If he’s healthy enough, Charlie Tilson will get the first crack at the everyday job in center field. Tilson, who missed the final two months of last season with a torn hamstring, is currently sidelined for 10 days with foot problems. Beyond Tilson, the White Sox have prospects Adam Engel and Jacob May with Cabrera slated to start in left field and Avisail Garcia pegged for right. Leury Garcia is also in the mix.
But there still appears to be a good shot for Bourjos to make the club and manager Rick Renteria likes his veteran presence for the young group. Bourjos has accrued six seasons of service time between the Phillies, Los Angeles Angels and St. Louis Cardinals.
“Bourjy has been around,” Renteria said. “He knows what it takes. He understands the little nuances of major-league camp and how we have so many players and we want to give them all a look. We want to see Bourjos, we want to see him out there.”
Bourjos, who turns 30 in March, has an idea what he wants to do with his chance. A slick defensive outfielder, Bourjos wants to prove he’s a better hitter than his .243/.300/.382 slash line would suggest.

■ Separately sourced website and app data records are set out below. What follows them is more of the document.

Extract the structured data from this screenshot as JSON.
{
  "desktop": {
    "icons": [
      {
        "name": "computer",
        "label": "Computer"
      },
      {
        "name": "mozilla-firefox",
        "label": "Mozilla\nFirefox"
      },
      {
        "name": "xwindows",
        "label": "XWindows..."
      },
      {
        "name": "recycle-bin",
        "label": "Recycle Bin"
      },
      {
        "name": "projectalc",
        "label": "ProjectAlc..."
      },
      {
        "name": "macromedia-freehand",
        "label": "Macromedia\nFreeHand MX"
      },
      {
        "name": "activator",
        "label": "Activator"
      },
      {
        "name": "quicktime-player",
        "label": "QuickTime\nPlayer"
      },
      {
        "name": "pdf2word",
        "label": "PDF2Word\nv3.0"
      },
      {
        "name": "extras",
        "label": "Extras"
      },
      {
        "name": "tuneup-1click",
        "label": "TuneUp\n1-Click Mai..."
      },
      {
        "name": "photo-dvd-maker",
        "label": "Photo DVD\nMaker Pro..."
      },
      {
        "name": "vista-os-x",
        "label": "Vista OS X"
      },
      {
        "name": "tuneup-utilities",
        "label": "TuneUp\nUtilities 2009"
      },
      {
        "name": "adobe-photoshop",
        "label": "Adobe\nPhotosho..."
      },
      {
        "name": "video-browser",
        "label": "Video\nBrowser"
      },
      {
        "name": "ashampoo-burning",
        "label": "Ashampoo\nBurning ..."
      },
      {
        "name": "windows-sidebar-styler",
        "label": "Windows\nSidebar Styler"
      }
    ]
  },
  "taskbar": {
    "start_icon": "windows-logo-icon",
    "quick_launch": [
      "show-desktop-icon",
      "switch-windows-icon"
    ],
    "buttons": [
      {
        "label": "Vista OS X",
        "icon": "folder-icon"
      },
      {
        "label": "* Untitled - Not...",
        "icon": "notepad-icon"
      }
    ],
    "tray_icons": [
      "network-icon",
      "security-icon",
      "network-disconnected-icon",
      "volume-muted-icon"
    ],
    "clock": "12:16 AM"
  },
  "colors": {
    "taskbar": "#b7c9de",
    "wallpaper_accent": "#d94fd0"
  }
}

He said it’s all about being relaxed.
“Offensively just slow everything down and not try to do too much,” Bourjos said. “I put a lot of pressure on myself and it hasn’t translated. I think last year I got in a spot where I just tried to relax in the batter’s box and let everything go and what happened happened. I had success with that.
“I now realize what that feels like and it doesn’t work. Just take a deep breath and be relaxed in the box and good things are going to happen.”
GLENDALE, Ariz. — Giovanni Soto pitched to Geovany Soto at White Sox camp on Monday morning, and the Internet loved it.
The veteran catcher and rookie pitcher, who share similar names and have been friends for two years, worked together during live batting practice. The unrelated pair, who both hail from Puerto Rico, said they’ve been confused for each other several times since reporting to camp last week. Each has also heard the other’s name being called out and thought it was for them, which has led to more confusion. But those mix-ups haven’t limited their enjoyment of the situation, either.
“It’s kind of surreal that he has the same name, last name,” Geovany Soto said. “It’s kind of weird calling him Gio and he’s calling me Geo. It’s kind of weird.
“With the physicals, doctors, the people for the drug testing, we’ve been confused in all three of those. I’m expecting that to happen. Hopefully I can get a big check on his name and cash it.”
The social media world isn’t alone in its enjoyment of the topic as both players smiled while discussing it on Monday.
Giovanni Soto said the players met two seasons ago when he pitched for the Cleveland Indians and the catcher was in his first stint with the White Sox. They grew up about 20 minutes apart from each other in Puerto Rico and now spend time together in the offseason. But what has made the scenario even more confusing is that White Sox prospect Lucas Giolito is seated only a few stalls away from Giovanni Soto in the clubhouse.
“It’s kind of weird, especially in the clubhouse and on the field because when someone says Geo, we turn around to see if it’s for him or for me,” Giovanni Soto said. “And we also have Giolito, and people call him Gio. It’s weird, but it’s funny too.”
Both Sotos could make the team’s Opening Day roster.
Geovany Soto, who signed a minor league contract in January, is the most experienced catcher in camp and is favored to win a job. Giovanni Soto, who was claimed off waivers from the Cubs in November, is one of several relievers competing for a spot and could make the club if the White Sox decide to carry two left-handers in the bullpen. And while Giolito is expected to start the season at Triple-A, he could reach the majors at some point causing more pandemonium.
“There’s a lot of Geo going on with Giolito, Giovanni and then me,” Geovany Soto said. “And can get pretty hectic. But yeah, it’s fun for us.”